■ Work instruction
Every line holding the string "Bilgisi" should be copied from the listing.

■ Input data
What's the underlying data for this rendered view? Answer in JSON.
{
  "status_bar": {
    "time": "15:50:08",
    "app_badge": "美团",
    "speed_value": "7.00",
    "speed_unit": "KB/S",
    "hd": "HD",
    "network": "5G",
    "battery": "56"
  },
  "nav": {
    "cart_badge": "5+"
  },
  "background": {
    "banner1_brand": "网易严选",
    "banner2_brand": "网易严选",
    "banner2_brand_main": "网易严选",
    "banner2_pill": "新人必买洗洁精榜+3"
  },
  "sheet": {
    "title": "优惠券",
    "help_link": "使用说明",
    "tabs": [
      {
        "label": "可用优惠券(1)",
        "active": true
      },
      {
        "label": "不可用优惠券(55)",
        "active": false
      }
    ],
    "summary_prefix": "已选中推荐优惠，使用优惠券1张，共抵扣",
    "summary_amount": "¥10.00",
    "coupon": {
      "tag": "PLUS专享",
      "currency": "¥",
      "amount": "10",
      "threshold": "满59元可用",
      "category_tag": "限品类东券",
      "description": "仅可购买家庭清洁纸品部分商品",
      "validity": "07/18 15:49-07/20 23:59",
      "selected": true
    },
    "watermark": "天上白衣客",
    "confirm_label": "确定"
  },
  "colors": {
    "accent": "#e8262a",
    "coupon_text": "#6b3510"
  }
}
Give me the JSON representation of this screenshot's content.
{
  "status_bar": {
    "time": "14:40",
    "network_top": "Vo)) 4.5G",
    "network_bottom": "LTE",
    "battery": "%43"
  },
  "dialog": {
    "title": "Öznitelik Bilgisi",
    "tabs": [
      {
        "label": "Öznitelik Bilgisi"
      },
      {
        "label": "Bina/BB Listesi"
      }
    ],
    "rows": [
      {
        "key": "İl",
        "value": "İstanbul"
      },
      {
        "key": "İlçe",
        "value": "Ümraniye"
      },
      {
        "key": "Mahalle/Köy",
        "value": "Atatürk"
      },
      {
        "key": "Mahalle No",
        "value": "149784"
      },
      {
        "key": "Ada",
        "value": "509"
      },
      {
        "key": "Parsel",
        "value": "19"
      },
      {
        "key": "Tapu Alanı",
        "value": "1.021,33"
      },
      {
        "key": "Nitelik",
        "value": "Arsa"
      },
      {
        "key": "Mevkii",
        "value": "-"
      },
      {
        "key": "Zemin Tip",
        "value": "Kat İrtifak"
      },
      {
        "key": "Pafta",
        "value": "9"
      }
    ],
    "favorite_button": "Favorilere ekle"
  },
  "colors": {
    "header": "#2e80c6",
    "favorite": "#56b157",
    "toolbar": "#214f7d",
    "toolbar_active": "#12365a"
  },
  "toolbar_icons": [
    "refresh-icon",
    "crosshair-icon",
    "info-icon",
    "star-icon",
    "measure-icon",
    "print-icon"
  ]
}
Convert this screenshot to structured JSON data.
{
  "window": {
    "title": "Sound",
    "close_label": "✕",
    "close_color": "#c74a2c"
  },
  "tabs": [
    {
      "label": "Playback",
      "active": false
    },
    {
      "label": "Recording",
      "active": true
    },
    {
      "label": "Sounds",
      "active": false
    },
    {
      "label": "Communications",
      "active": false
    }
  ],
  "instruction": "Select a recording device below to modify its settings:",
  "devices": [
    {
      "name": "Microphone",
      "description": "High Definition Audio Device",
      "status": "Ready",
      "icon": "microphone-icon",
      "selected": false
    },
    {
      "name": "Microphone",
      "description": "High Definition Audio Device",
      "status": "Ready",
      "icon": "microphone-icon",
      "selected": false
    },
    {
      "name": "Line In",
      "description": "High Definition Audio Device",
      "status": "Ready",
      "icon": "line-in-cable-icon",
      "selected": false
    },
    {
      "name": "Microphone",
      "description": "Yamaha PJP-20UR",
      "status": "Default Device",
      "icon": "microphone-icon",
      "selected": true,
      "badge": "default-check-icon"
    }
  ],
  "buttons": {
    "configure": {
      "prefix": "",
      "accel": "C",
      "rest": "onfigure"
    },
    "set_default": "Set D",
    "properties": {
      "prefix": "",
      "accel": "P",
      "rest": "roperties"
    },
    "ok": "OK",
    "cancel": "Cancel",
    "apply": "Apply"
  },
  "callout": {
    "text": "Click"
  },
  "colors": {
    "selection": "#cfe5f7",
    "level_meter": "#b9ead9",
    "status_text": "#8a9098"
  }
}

■ The completed task
    "title": "Öznitelik Bilgisi",
        "label": "Öznitelik Bilgisi"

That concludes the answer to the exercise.